There are 4 major types of refractive error. Some of the treatment options are:
- soft contact lenses
- rigid contact lenses
- ORTHOKERATOLOGY or CORNEAL MOLDING
- laser vision correction
1. Nearsightedness, or myopia is a common (30% of US population) vision condition in which people can see near objects clearly, but objects farther away appear blurred. People with myopia can have difficulty clearly seeing a TV screen, road signs or the whiteboard in school. Myopia occurs if the eyeball is too long or the cornea (the front surface of the eye) is too curved. As a result, the light entering the eye isn’t focused correctly, and distant objects look blurred. While the exact cause of myopia is unknown, there is significant evidence that many people inherit myopia, or at least the tendency to develop myopia. If one or both parents are nearsighted, there is an increased chance their children will be nearsighted.
2. Farsightedness, or hyperopia is a vision condition in which distant objects are usually seen clearly, but close ones do not come into proper focus. Farsightedness occurs if your eyeball is too short or the cornea has too flat, so light entering your eye is not focused correctly. People with farsightedness can have difficulty in concentrating and maintaining a clear focus on near objects, eye strain, fatigue and/or headaches after close work, aching or burning eyes, irritability or nervousness after sustained concentration.
3. Astigmatism is a common vision condition that causes blurred vision. It occurs when the cornea (the clear front surface of the eye) is irregularly shaped or sometimes because of the curvature of the lens inside the eye. An irregularly shaped cornea or lens prevents light from focusing properly on the retina (the light-sensitive surface at the back of the eye). As a result, vision becomes blurred at near and far. Though mild astigmatism may go unnoticed, this can lead to eye discomfort and headaches.
4. Presbyopia is a vision condition in which the crystalline lens of your eye loses its flexibility, which makes it difficult for you to focus on near objects.
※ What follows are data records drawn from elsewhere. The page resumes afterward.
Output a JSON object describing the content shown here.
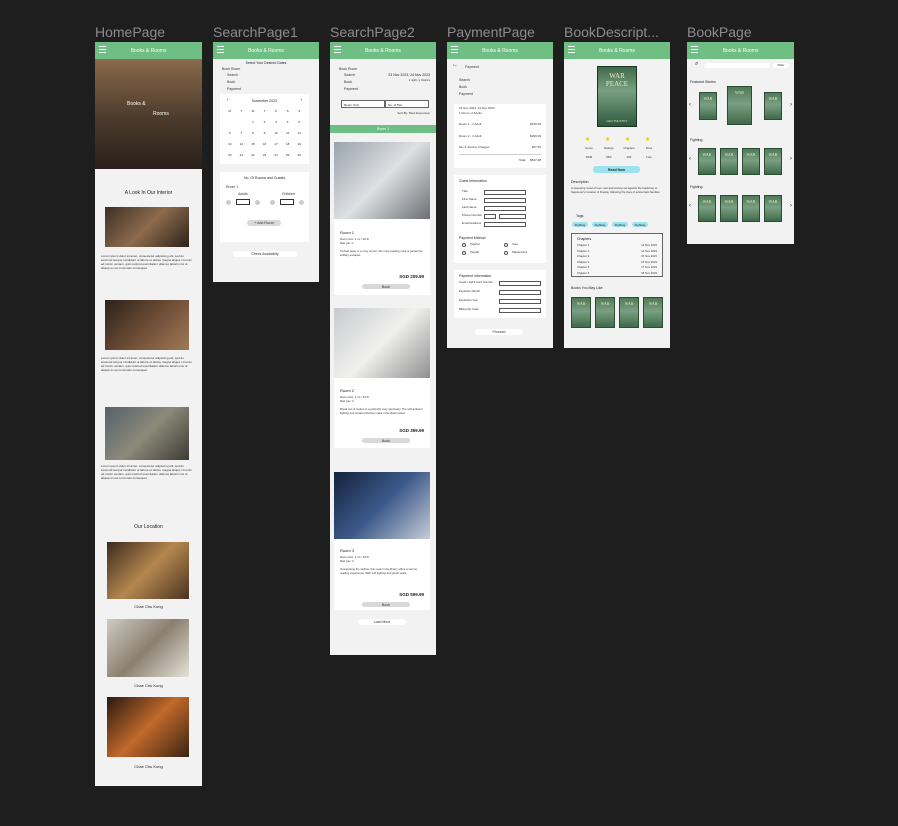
{
  "frames": {
    "home_title": "HomePage",
    "search1_title": "SearchPage1",
    "search2_title": "SearchPage2",
    "payment_title": "PaymentPage",
    "bookdesc_title": "BookDescript...",
    "book_title": "BookPage"
  },
  "app": {
    "name": "Books & Rooms"
  },
  "home": {
    "hero_line1": "Books &",
    "hero_line2": "Rooms",
    "section_title": "A Look In Our Interior",
    "lorem": "Lorem ipsum dolor sit amet, consectetur adipiscing elit, sed do eiusmod tempor incididunt ut labore et dolore magna aliqua. Ut enim ad minim veniam, quis nostrud exercitation ullamco laboris nisi ut aliquip ex ea commodo consequat.",
    "location_title": "Our Location",
    "location_caption": "Chae Chu Kong"
  },
  "search1": {
    "heading": "Select Your Desired Dates",
    "steps": [
      "Book Room",
      "Search",
      "Book",
      "Payment"
    ],
    "month": "November 2023",
    "weekdays": [
      "M",
      "T",
      "W",
      "T",
      "F",
      "S",
      "S"
    ],
    "days": [
      "",
      "",
      "1",
      "2",
      "3",
      "4",
      "5",
      "6",
      "7",
      "8",
      "9",
      "10",
      "11",
      "12",
      "13",
      "14",
      "15",
      "16",
      "17",
      "18",
      "19",
      "20",
      "21",
      "22",
      "23",
      "24",
      "25",
      "26"
    ],
    "guests_title": "No. Of Rooms and Guests",
    "room_label": "Room 1",
    "adults": "Adults",
    "children": "Children",
    "add_room": "+ Add Room",
    "check_btn": "Check Availability"
  },
  "search2": {
    "steps": [
      "Book Room",
      "Search",
      "Book",
      "Payment"
    ],
    "dates": "23 Nov 2023, 24 Nov 2023",
    "nights": "1 night, 2 Visitors",
    "room_count": "Room Only",
    "pax": "No. of Pax",
    "sort": "Sort By: Most Expensive",
    "room_tab": "Room 1",
    "rooms": [
      {
        "name": "Room 1",
        "meta1": "Room size: 2 m² / 22 ft²",
        "meta2": "Max pax: 1",
        "desc": "Tucked away in a cozy corner, this snug reading nook is perfect for solitary escapes.",
        "price": "SGD 209.99",
        "btn": "Book"
      },
      {
        "name": "Room 2",
        "meta1": "Room size: 2 m² / 22 ft²",
        "meta2": "Max pax: 2",
        "desc": "Break out of routine in a perfectly cozy sanctuary. The soft ambient lighting and curated shelves make it the ideal retreat.",
        "price": "SGD 399.99",
        "btn": "Book"
      },
      {
        "name": "Room 3",
        "meta1": "Room size: 3 m² / 33 ft²",
        "meta2": "Max pax: 2",
        "desc": "Overlooking the skyline, this nook in the library offers a serene reading experience. With soft lighting and plush seats.",
        "price": "SGD 599.99",
        "btn": "Book"
      }
    ],
    "load_more": "Load More"
  },
  "payment": {
    "back_label": "Payment",
    "steps": [
      "Search",
      "Book",
      "Payment"
    ],
    "summary_line1": "23 Nov 2023, 24 Nov 2023",
    "summary_line2": "1 Room, 2 Adults",
    "rows": [
      {
        "label": "Room 1 - 1 Adult",
        "value": "$199.99"
      },
      {
        "label": "Room 2 - 1 Adult",
        "value": "$299.99"
      },
      {
        "label": "Tax & Service Charges",
        "value": "$27.50"
      }
    ],
    "total_label": "Total",
    "total_value": "$527.48",
    "guest_title": "Guest Information",
    "guest_fields": [
      "Title",
      "First Name",
      "Last Name",
      "Phone Number",
      "Email Address"
    ],
    "method_title": "Payment Method",
    "methods": [
      "PayPal",
      "Visa",
      "Paylah",
      "Mastercard"
    ],
    "card_title": "Payment Information",
    "card_fields": [
      "Credit / Debit Card Number",
      "Expiration Month",
      "Expiration Year",
      "Billing Zip Code"
    ],
    "proceed": "Proceed"
  },
  "bookdesc": {
    "cover_title": "WAR PEACE",
    "cover_author": "LEO TOLSTOY",
    "stats_labels": [
      "Genre",
      "Ratings",
      "Chapters",
      "Price"
    ],
    "stats_values": [
      "ROM",
      "95%",
      "200",
      "Free"
    ],
    "read_btn": "Read Now",
    "desc_title": "Description",
    "desc": "A sweeping novel of love, war and society set against the backdrop of Napoleon's invasion of Russia, following the lives of aristocratic families.",
    "tags_title": "Tags",
    "tags": [
      "Fighting",
      "Fighting",
      "Fighting",
      "Fighting"
    ],
    "chapters_title": "Chapters",
    "chapters": [
      "Chapter 1",
      "Chapter 2",
      "Chapter 3",
      "Chapter 4",
      "Chapter 5",
      "Chapter 6"
    ],
    "chapter_dates": [
      "13 Nov 2023",
      "14 Nov 2023",
      "15 Nov 2023",
      "16 Nov 2023",
      "17 Nov 2023",
      "18 Nov 2023"
    ],
    "similar_title": "Books You May Like"
  },
  "bookpage": {
    "filter": "Filter",
    "featured": "Featured Stories",
    "section1": "Fighting",
    "section2": "Fighting"
  }
}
Presbyopia may seem to occur suddenly, but the actual loss of flexibility takes place over a number of years. Presbyopia usually becomes noticeable in the early to mid-40s. Presbyopia is a natural part of the aging process of the eye. It is not a disease, and it cannot be prevented. Some signs of presbyopia include the tendency to push reading materials further away for better clarity, blurred vision at normal reading distance and eye fatigue along with headaches when doing close work.